Arrhythmogenic right ventricular cardiomyopathy (ARVC) is a primary disease of heart muscle that results in fibrofatty replacement of the right ventricle and the subepicardial region of the left ventricle. Patients are at high risk for ventricular tachyarrhythmias and sudden death (see the image below).
Arrhythmogenic right ventricular cardiomyopathy (ARVC), biventricular, autopsy heart in a young man who died suddenly playing basketball. Top left demonstrates increased fat in the outer walls of the right ventricle and left ventricular posterolateral walls. A higher magnification of the right ventricle is seen at the top right image; the anterior wall is nearly completely replaced with fat, and fibrofatty irregular posterior wall involvement is seen. Note that no actual thinning of the wall itself exists, although the muscular portion is in some areas completely missing. The bottom left image demonstrates a full thickness of the right ventricle stained with Masson trichrome. The residual muscle is present only in a bandlike area of scarring, and subepicardial scarring is present as well. The characteristic myocyte vacuolization, depicted in the bottom right image, is seen in nearly all areas of ARVC within the scarred areas.
Although ARVC was initially described in the right ventricle,
examination of the heart in autopsy cases of ARVC, microscopically or with sensitive imaging techniques,
has established that most patients with ARVC have biventricular involvement.
The left ventricular involvement is typically subepicardial, and the changes are related more to fibrosis than to fat or fibrofatty infiltration, although at times the changes are probably similar to those seen in the right ventricle.

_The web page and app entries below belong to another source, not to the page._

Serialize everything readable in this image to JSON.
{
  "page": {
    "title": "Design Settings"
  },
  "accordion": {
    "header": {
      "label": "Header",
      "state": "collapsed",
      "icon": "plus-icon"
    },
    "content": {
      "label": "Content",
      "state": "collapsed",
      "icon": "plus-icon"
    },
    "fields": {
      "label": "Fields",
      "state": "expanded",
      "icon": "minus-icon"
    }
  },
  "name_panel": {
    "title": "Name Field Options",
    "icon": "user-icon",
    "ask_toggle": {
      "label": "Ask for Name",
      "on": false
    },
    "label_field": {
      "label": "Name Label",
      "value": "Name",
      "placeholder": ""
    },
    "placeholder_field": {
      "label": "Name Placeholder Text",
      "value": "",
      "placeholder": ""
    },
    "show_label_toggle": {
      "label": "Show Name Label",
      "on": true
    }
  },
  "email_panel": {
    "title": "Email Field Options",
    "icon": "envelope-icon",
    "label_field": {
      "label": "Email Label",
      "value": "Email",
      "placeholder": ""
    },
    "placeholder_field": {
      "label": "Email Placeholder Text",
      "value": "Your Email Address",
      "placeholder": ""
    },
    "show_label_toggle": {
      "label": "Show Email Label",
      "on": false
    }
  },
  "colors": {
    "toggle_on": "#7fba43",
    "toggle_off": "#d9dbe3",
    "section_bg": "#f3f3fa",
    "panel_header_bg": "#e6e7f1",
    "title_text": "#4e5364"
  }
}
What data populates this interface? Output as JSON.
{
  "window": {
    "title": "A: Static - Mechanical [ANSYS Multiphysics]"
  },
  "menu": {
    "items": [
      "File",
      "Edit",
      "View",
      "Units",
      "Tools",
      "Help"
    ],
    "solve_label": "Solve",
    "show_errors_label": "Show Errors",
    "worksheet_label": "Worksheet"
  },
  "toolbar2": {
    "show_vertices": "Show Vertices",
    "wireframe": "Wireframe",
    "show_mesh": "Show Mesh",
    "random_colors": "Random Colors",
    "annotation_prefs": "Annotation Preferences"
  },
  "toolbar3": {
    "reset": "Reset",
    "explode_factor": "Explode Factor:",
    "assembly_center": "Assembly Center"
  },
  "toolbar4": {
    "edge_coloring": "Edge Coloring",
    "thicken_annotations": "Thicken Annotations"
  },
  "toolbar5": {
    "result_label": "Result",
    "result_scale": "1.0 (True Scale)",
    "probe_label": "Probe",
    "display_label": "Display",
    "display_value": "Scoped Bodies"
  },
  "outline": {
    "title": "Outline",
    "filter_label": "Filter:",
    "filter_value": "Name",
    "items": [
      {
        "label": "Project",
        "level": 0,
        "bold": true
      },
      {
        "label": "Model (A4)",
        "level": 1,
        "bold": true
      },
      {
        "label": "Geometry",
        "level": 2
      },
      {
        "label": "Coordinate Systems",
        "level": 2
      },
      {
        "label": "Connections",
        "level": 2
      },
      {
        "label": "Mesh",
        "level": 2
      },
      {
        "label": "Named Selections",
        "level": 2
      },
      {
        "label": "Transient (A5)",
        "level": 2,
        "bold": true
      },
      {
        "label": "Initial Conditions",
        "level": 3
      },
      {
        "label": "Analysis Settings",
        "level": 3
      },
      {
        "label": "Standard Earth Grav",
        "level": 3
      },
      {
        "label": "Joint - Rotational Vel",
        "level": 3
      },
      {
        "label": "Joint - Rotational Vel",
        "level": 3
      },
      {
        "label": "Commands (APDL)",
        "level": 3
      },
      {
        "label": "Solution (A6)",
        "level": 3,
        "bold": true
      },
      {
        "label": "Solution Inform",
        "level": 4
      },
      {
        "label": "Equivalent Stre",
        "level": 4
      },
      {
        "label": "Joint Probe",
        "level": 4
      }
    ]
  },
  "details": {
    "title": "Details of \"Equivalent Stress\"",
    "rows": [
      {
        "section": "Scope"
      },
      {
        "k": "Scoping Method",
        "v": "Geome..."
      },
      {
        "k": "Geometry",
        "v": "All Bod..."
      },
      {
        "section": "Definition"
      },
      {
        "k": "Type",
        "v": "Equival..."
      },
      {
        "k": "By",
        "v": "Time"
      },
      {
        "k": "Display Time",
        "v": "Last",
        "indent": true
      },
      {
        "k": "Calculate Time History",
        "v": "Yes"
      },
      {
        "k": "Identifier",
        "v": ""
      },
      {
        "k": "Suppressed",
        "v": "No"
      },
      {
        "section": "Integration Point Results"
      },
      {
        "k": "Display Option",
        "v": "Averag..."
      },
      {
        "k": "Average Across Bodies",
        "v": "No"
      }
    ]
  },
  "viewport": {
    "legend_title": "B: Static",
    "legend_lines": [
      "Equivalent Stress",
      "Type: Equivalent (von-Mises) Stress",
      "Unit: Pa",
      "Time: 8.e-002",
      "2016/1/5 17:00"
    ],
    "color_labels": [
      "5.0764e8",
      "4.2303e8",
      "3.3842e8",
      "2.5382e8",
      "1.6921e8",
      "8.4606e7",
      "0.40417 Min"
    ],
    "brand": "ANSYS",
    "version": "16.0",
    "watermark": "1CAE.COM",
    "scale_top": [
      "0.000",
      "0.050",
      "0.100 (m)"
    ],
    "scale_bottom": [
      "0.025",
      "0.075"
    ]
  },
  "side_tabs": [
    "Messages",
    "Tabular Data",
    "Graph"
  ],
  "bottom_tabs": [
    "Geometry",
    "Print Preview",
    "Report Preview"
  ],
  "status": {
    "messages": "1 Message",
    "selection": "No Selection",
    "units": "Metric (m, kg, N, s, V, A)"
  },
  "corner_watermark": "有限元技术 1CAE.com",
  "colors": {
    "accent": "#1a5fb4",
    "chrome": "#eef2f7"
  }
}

However, because the right ventricle is relatively thin, the subepicardial nature of disease is difficult to appreciate in imaging studies and has only infrequently been investigated at autopsy.
Atrial involvement appears not to have been adequately investigated.
Previously, investigators postulated that ARVC begins in the right ventricle and progresses to biventricular involvement and heart failure. However, newer imaging techniques have revealed that left ventricular involvement is typical from the onset.
Some patients with ARVC develop heart failure and intractable arrhythmias and are treated with heart transplantation. A subset of these patients carries the clinical diagnosis of idiopathic dilated cardiomyopathy. In such patients, the pathologic diagnosis of ARVC is made initially on finding fibrofatty replacement on histologic sections of the recipient’s explanted heart.